Sovereign immunity, also called governmental immunity, is a difficult and complicated legal concept that is heavily dependent on the law of the jurisdiction involved. This case interpreted a complex Pennsylvania state statute.
Governmental immunity issues can come up in asbestos injury claims because asbestos was regularly used in government buildings on the local, state and federal levels, potentially exposing employees, the public and contractors to asbestos fibers during construction, renovation, repair or demolition.
The Pennsylvania Lawsuit
The plaintiff in this case and her husband sued many defendants: the school district and around 40 business entities that had been involved with asbestos products. The district asked to be dismissed from the suit based on sovereign immunity because it is a governmental entity. The trial court denied the request and the ruling was affirmed on appeal, keeping the school district in the lawsuit.
The teacher alleged that when she taught for the district in 1958 and 1959 there was an asbestos-covered pipe that released contaminated dust in her classroom, that asbestos was also released when tiles were repaired and that asbestos-covered pipes gave off dust throughout the school building.
The appellate judge wrote that the district had a duty to “create reasonably safe conditions of employment” and that the plaintiffs had presented enough evidence to show that dangerous conditions at school may have contributed to the mesothelioma that caused her death.
The court said that the local government agency could be liable for asbestos-dust exposure if that situation falls within one of eight possible exceptions to governmental immunity provided by state statute.
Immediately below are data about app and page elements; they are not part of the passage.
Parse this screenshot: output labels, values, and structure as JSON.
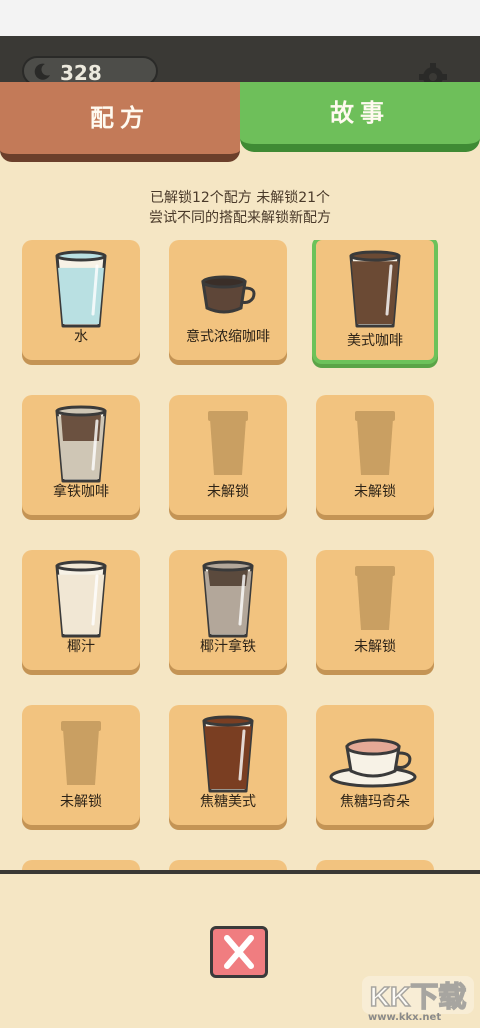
{
  "header": {
    "score": "328"
  },
  "tabs": [
    {
      "label": "配方",
      "active": true
    },
    {
      "label": "故事",
      "active": false
    }
  ],
  "info": {
    "line1": "已解锁12个配方 未解锁21个",
    "line2": "尝试不同的搭配来解锁新配方"
  },
  "recipes": [
    {
      "label": "水",
      "icon": "water-glass-icon"
    },
    {
      "label": "意式浓缩咖啡",
      "icon": "espresso-cup-icon"
    },
    {
      "label": "美式咖啡",
      "icon": "americano-glass-icon",
      "selected": true
    },
    {
      "label": "拿铁咖啡",
      "icon": "latte-glass-icon"
    },
    {
      "label": "未解锁",
      "icon": "locked-cup-icon"
    },
    {
      "label": "未解锁",
      "icon": "locked-cup-icon"
    },
    {
      "label": "椰汁",
      "icon": "coconut-milk-glass-icon"
    },
    {
      "label": "椰汁拿铁",
      "icon": "coconut-latte-glass-icon"
    },
    {
      "label": "未解锁",
      "icon": "locked-cup-icon"
    },
    {
      "label": "未解锁",
      "icon": "locked-cup-icon"
    },
    {
      "label": "焦糖美式",
      "icon": "caramel-americano-glass-icon"
    },
    {
      "label": "焦糖玛奇朵",
      "icon": "caramel-macchiato-cup-icon"
    }
  ],
  "watermark": {
    "text": "www.kkx.net",
    "brand": "KK下载"
  },
  "colors": {
    "recipe_tab": "#c37a58",
    "story_tab": "#6ebf5a",
    "card": "#f2c37f",
    "selected_border": "#6cc25a",
    "close": "#f07d80"
  }
}
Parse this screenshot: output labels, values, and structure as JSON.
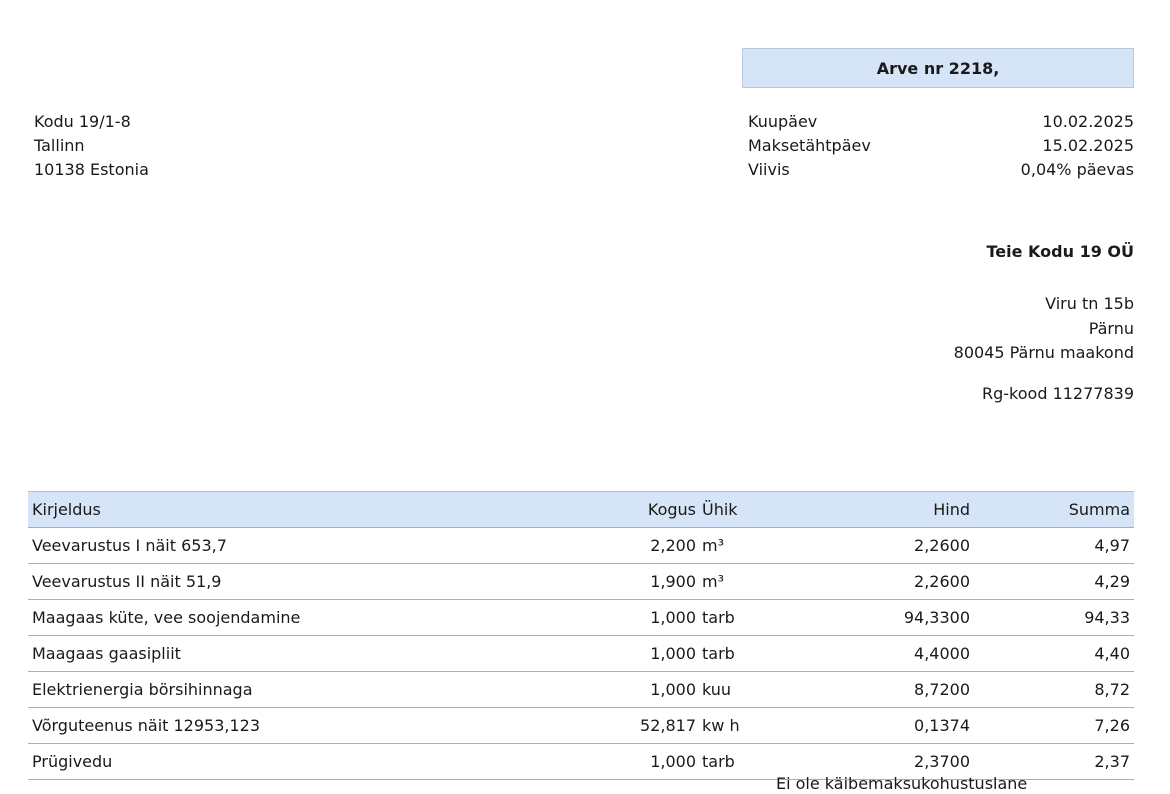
{
  "invoice": {
    "title": "Arve nr 2218,"
  },
  "customer": {
    "line1": "Kodu 19/1-8",
    "line2": "Tallinn",
    "line3": "10138 Estonia"
  },
  "meta": [
    {
      "label": "Kuupäev",
      "value": "10.02.2025"
    },
    {
      "label": "Maksetähtpäev",
      "value": "15.02.2025"
    },
    {
      "label": "Viivis",
      "value": "0,04% päevas"
    }
  ],
  "company": {
    "name": "Teie Kodu 19 OÜ",
    "street": "Viru tn 15b",
    "city": "Pärnu",
    "postal": "80045 Pärnu maakond",
    "reg": "Rg-kood 11277839"
  },
  "table": {
    "headers": {
      "description": "Kirjeldus",
      "quantity": "Kogus",
      "unit": "Ühik",
      "price": "Hind",
      "sum": "Summa"
    },
    "rows": [
      {
        "description": "Veevarustus I näit 653,7",
        "quantity": "2,200",
        "unit": "m³",
        "price": "2,2600",
        "sum": "4,97"
      },
      {
        "description": "Veevarustus II  näit 51,9",
        "quantity": "1,900",
        "unit": "m³",
        "price": "2,2600",
        "sum": "4,29"
      },
      {
        "description": "Maagaas  küte, vee soojendamine",
        "quantity": "1,000",
        "unit": "tarb",
        "price": "94,3300",
        "sum": "94,33"
      },
      {
        "description": "Maagaas gaasipliit",
        "quantity": "1,000",
        "unit": "tarb",
        "price": "4,4000",
        "sum": "4,40"
      },
      {
        "description": "Elektrienergia börsihinnaga",
        "quantity": "1,000",
        "unit": "kuu",
        "price": "8,7200",
        "sum": "8,72"
      },
      {
        "description": "Võrguteenus  näit  12953,123",
        "quantity": "52,817",
        "unit": "kw h",
        "price": "0,1374",
        "sum": "7,26"
      },
      {
        "description": "Prügivedu",
        "quantity": "1,000",
        "unit": "tarb",
        "price": "2,3700",
        "sum": "2,37"
      }
    ]
  },
  "footer": {
    "note": "Ei ole käibemaksukohustuslane"
  }
}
The judge said that two exceptions may apply: the real property and the utility service facilities exceptions, allowing the plaintiffs to sue the district for its negligent care of its property that could have “substantially contributed” to the teacher’s death.
Anyone with questions about governmental liability for asbestos harm should speak with an experienced asbestos lawyer.